Taopatch Offers Everything… Except Science

Taopatch promises all kinds of vague benefits, but the mechanism of action is implausible and what they call scientific proof is no such thing. It promises to improve your health and wellness. Who wouldn’t want that? Immediate health benefits. Why wait for things that work slowly?  Delivery via skin patch: no pills, no surgery, no

Visual Stress

The Opticalm Clinic claims to diagnose and treat visual stress with colored lenses and other aids. Visual stress is a poorly defined, questionable condition and Opticalm’s claims are not backed by scientific evidence. What does “visual stress” mean? It appears to be a new term for what has also been called Irlen syndrome (described by Steve Novella

BioCharger’s Claims Are Too Silly to Take Seriously

The BioCharger is a subtle energy device based on fantasy, not science. At $15,000, pretty expensive for a placebo. Facebook keeps sending me a puzzling picture. It shows clothed adults sitting around (but not touching) a futuristic-looking apparatus: a glass cylinder with tubes and flashing lights visible inside. They apparently believe something is being transmitted

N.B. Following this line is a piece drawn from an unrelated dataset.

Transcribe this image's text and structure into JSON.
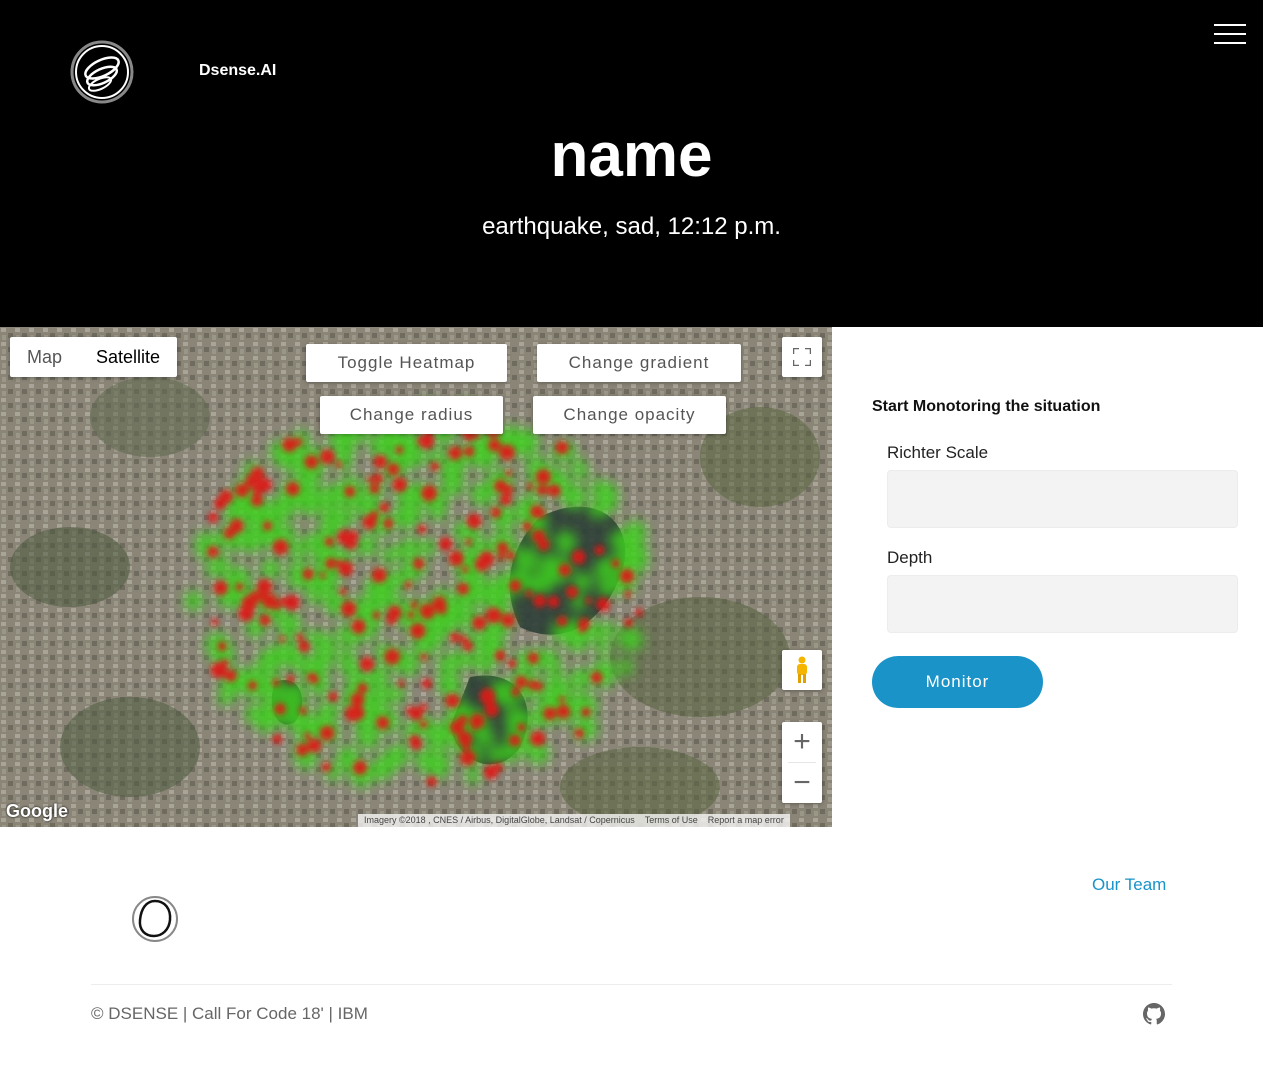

Nurse Practitioner Pushes Dubious Aesthetic Treatments

Nurse practitioner aggressively advertises a plethora of aesthetic treatments, some of which are dubious. It’s legal, but is it ethical? Facelifts by plastic surgeon improve appearance. Aesthetic nurse practitioner’s offerings are more dubious. Larson Medical Aesthetics, an organization with three locations, is run by a nurse practitioner named Margaret Larson. It is being promoted through

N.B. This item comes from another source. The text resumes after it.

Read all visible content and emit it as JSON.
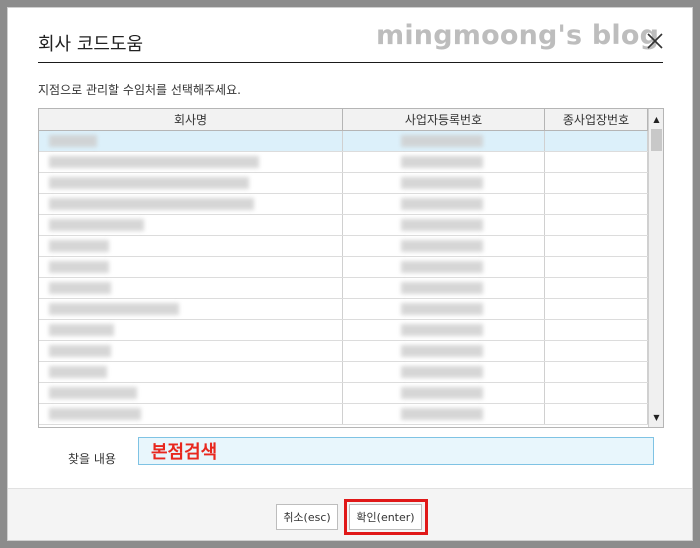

Bee Stings for Arthritis

Bee sting therapy may be somewhat effective for arthritis, but it can’t be recommended. Are bee strings [correction: stings, not strings!] an effective treatment for arthritis? Many patients with arthritis have reported that their symptoms went away after they were stung by bees. There are testimonials galore from beekeepers whose arthritis resolved after they were

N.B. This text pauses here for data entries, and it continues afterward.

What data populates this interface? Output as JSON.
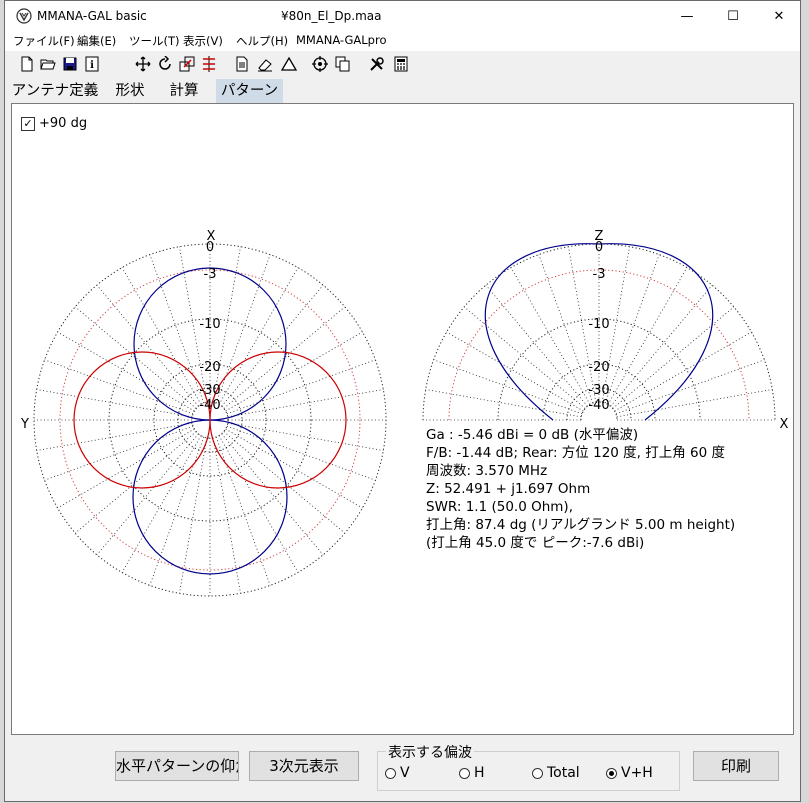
{
  "window": {
    "app_title": "MMANA-GAL basic",
    "file_name": "¥80n_El_Dp.maa",
    "minimize": "—",
    "maximize": "☐",
    "close": "✕"
  },
  "menu": [
    "ファイル(F)",
    "編集(E)",
    "ツール(T)",
    "表示(V)",
    "ヘルプ(H)",
    "MMANA-GALpro"
  ],
  "tabs": [
    {
      "label": "アンテナ定義"
    },
    {
      "label": "形状"
    },
    {
      "label": "計算"
    },
    {
      "label": "パターン",
      "active": true
    }
  ],
  "pattern": {
    "checkbox_label": "+90 dg",
    "checkbox_checked": true,
    "horizontal": {
      "top_label": "X",
      "left_label": "Y",
      "ring_labels": [
        "0",
        "-3",
        "-10",
        "-20",
        "-30",
        "-40"
      ]
    },
    "vertical": {
      "top_label": "Z",
      "right_label": "X",
      "ring_labels": [
        "0",
        "-3",
        "-10",
        "-20",
        "-30",
        "-40"
      ]
    },
    "colors": {
      "main_lobe": "#00008b",
      "second_lobe": "#cc0000"
    }
  },
  "info": {
    "gain": "Ga : -5.46 dBi = 0 dB (水平偏波)",
    "fb": "F/B: -1.44 dB; Rear: 方位 120 度,  打上角 60 度",
    "freq": "周波数: 3.570 MHz",
    "z": "Z: 52.491 + j1.697 Ohm",
    "swr": "SWR: 1.1 (50.0 Ohm),",
    "elev": "打上角: 87.4 dg (リアルグランド  5.00 m height)",
    "peak": "(打上角 45.0 度で ピーク:-7.6 dBi)"
  },
  "buttons": {
    "horizontal_pattern": "水平パターンの仰角",
    "view_3d": "3次元表示",
    "print": "印刷"
  },
  "polarization": {
    "title": "表示する偏波",
    "options": [
      {
        "label": "V",
        "selected": false
      },
      {
        "label": "H",
        "selected": false
      },
      {
        "label": "Total",
        "selected": false
      },
      {
        "label": "V+H",
        "selected": true
      }
    ]
  }
}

Luminas: Unbelievable Claims About Pain Relief

If it sounds too good to be true, it probably isn’t true. The claims for the Luminas pain relief patch are not just unscientific; they defy common sense. It’s quantum quackery. This will be a short post about a product that doesn’t deserve even this much attention. Recently my Facebook feed has been bombarded with

Laser Therapy: Hope or Hype and Hokum?

I love to watch TV reality shows about veterinarians. There are quite a few of them now; my favorite is “The Incredible Dr. Pol.” I learn a lot from them. For instance, I have learned that “polio” in goats means a vitamin deficiency disease, not the infectious disease that humans get. And I have learned

Chiropractor Treating Concussions for Earlier Return to Play

A chiropractor is using questionable diagnostic and therapeutic measures to return athletes to play sooner after a concussion. Not a good idea. A science teacher contacted me with concerns about a story he saw on his local TV news. It featured a chiropractor in his area who is treating athletes with concussions. He claims that

Scroll to top